#### Task brief:
Search the records for the string "JSON", and show each line where it appears.

#### Data:
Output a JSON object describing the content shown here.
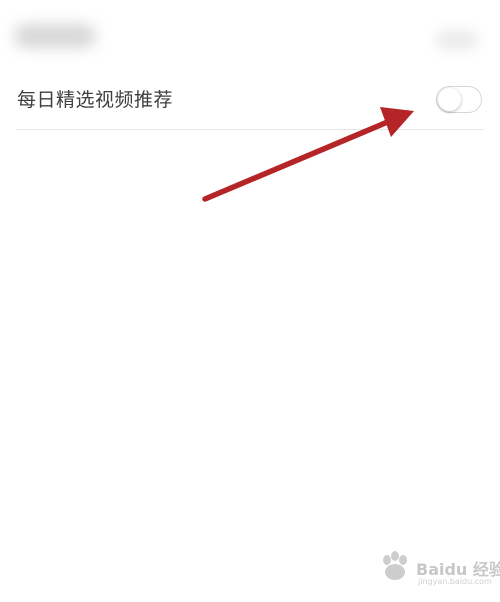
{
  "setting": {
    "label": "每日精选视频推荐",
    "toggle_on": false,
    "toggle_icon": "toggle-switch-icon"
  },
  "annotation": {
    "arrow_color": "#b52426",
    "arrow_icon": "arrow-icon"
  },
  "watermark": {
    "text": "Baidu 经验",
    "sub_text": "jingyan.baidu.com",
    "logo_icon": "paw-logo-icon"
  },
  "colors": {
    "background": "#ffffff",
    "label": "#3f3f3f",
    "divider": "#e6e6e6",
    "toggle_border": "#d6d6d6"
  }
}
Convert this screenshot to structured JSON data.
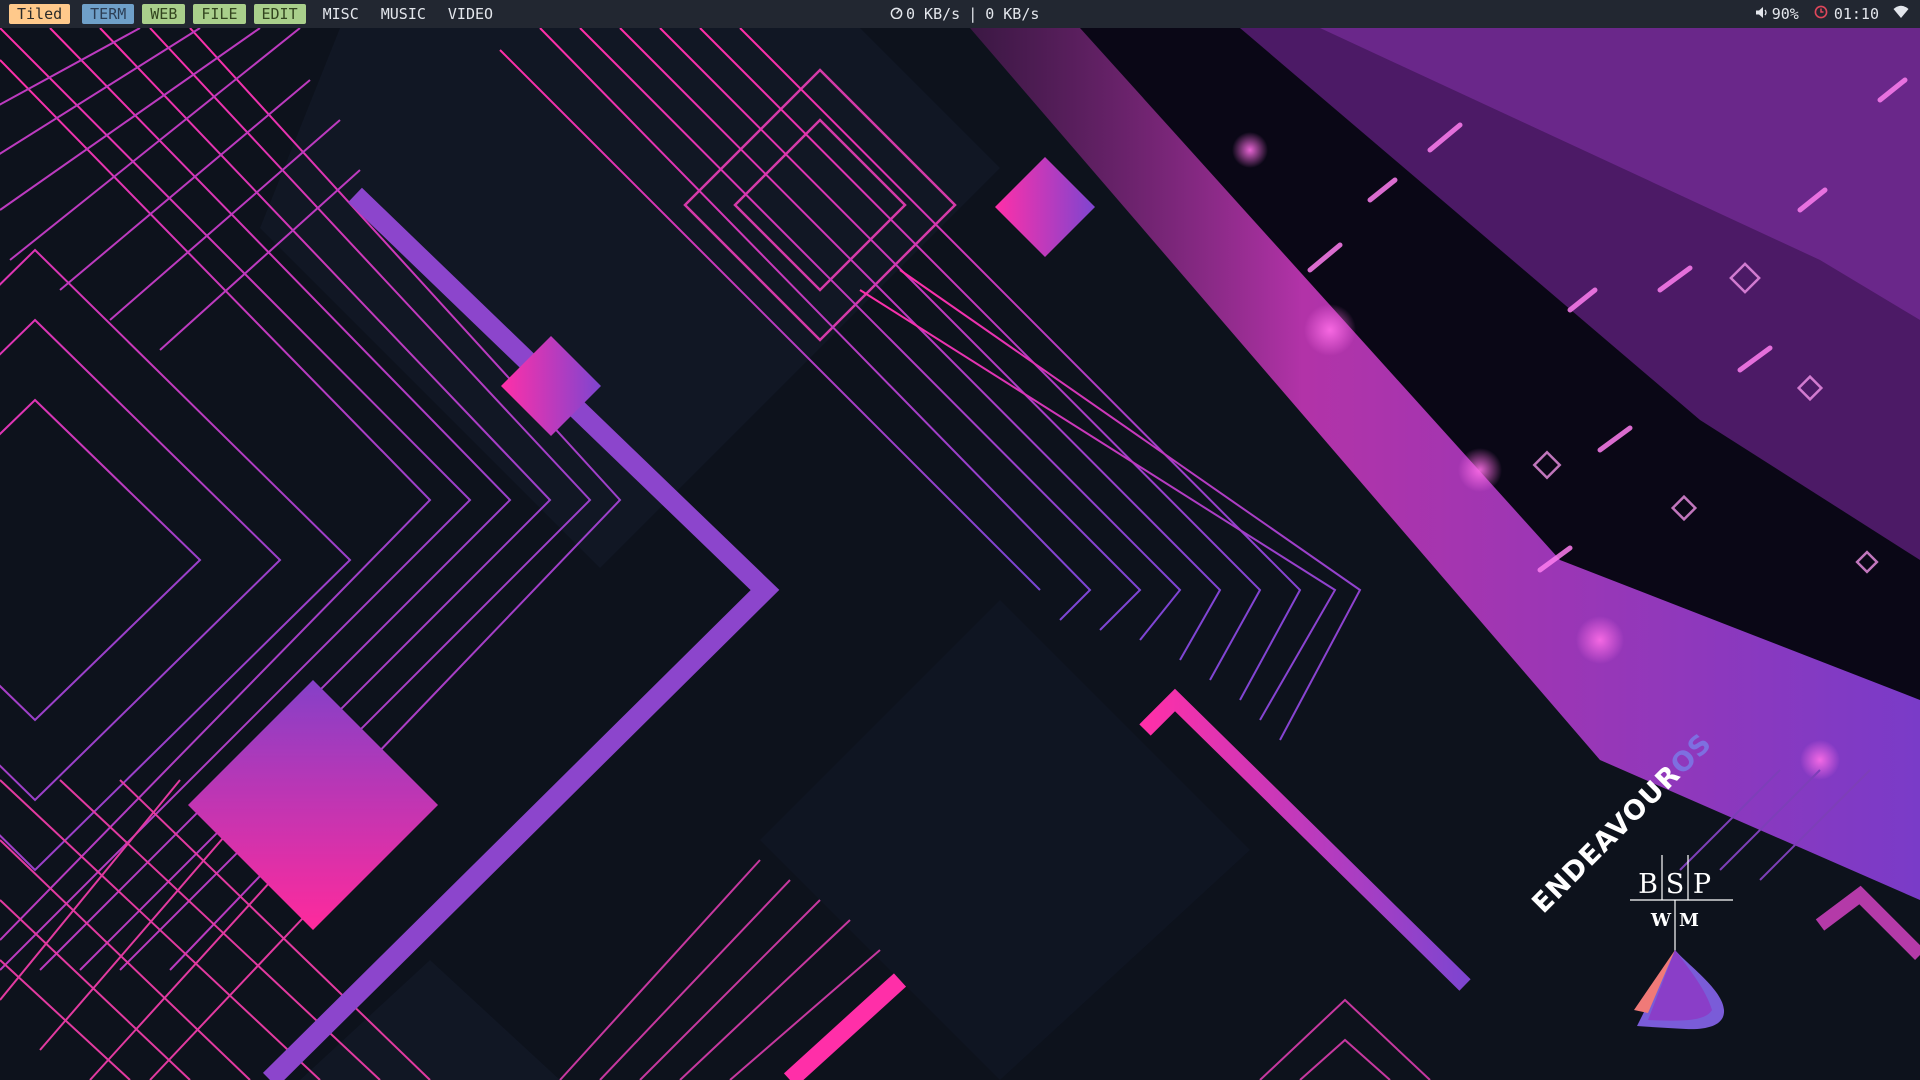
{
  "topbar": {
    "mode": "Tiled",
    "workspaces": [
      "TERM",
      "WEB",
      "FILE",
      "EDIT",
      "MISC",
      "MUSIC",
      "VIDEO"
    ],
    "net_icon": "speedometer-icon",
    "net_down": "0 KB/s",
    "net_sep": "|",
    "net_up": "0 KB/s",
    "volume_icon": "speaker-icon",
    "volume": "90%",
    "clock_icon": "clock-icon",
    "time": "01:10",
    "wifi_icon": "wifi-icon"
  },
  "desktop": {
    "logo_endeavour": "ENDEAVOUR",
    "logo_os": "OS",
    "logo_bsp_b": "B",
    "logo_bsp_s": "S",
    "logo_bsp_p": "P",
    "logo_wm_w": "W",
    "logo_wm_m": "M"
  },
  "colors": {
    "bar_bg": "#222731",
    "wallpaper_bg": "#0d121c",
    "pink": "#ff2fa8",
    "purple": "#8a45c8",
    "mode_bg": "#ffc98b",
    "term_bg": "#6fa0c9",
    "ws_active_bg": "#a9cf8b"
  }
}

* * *

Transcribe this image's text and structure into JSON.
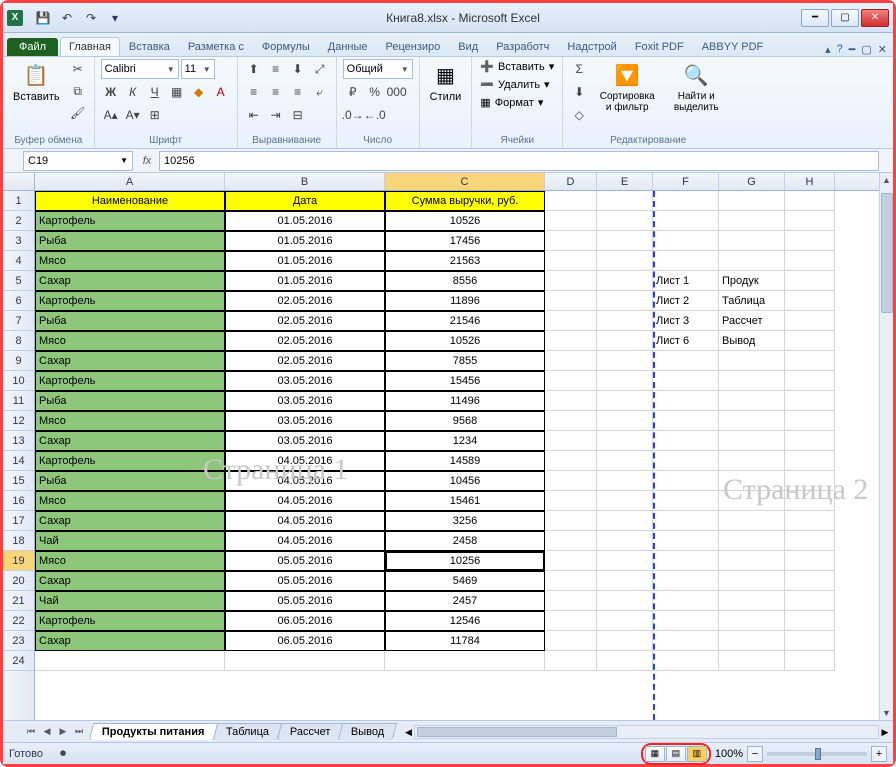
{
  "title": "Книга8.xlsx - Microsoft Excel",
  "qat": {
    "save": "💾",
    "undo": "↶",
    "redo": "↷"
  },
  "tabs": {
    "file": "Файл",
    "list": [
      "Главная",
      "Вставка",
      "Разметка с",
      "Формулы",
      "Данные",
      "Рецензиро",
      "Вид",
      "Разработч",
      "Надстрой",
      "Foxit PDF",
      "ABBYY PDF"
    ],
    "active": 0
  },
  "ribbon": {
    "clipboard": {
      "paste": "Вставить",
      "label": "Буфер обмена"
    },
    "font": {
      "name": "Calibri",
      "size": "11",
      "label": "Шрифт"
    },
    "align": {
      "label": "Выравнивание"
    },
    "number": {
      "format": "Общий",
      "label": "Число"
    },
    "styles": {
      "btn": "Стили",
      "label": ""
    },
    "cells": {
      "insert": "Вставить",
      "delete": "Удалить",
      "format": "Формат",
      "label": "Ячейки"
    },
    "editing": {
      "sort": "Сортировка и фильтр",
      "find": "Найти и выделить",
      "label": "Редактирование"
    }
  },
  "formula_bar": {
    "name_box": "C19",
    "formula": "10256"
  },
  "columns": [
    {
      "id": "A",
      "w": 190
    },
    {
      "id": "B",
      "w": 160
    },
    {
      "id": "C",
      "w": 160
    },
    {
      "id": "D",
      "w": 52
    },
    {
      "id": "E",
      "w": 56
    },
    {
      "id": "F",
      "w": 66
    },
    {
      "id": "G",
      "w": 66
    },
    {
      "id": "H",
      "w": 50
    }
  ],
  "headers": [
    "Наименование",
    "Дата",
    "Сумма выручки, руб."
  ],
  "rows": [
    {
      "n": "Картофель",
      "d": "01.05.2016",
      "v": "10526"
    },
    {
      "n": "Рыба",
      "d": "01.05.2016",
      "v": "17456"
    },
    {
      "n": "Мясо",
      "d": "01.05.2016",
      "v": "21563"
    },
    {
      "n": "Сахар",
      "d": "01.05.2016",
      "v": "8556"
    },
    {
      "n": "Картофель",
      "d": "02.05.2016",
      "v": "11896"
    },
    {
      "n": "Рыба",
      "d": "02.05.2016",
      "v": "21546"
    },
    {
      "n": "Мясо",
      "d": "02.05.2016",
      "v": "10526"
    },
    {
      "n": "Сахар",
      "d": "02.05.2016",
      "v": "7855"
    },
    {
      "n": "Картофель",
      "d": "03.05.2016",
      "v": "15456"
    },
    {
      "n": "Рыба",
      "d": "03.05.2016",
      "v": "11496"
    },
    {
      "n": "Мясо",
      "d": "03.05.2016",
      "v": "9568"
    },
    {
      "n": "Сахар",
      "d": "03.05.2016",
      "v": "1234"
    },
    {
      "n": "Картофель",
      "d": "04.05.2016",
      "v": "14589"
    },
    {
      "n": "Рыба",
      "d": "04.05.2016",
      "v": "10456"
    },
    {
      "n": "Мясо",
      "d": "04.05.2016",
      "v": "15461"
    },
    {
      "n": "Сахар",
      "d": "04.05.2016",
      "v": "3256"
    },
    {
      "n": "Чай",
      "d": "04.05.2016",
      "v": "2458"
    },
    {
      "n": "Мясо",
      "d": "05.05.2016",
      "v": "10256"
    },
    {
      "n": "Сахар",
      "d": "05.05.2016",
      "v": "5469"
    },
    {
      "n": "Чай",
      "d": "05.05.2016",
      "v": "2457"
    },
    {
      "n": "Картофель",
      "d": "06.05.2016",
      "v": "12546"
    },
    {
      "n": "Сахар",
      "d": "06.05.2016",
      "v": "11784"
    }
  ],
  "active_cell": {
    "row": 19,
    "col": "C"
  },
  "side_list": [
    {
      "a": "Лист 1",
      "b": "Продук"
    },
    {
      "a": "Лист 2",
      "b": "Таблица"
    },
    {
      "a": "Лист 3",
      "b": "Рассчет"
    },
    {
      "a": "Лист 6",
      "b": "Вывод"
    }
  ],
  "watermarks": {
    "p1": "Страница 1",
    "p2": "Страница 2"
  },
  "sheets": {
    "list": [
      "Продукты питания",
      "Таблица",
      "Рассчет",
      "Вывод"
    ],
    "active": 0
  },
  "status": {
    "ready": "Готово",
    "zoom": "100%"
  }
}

#### Output for this exercise:
Output a JSON object describing the content shown here.
Convert this screenshot to structured JSON data.
Transcribe this image's text and structure into JSON.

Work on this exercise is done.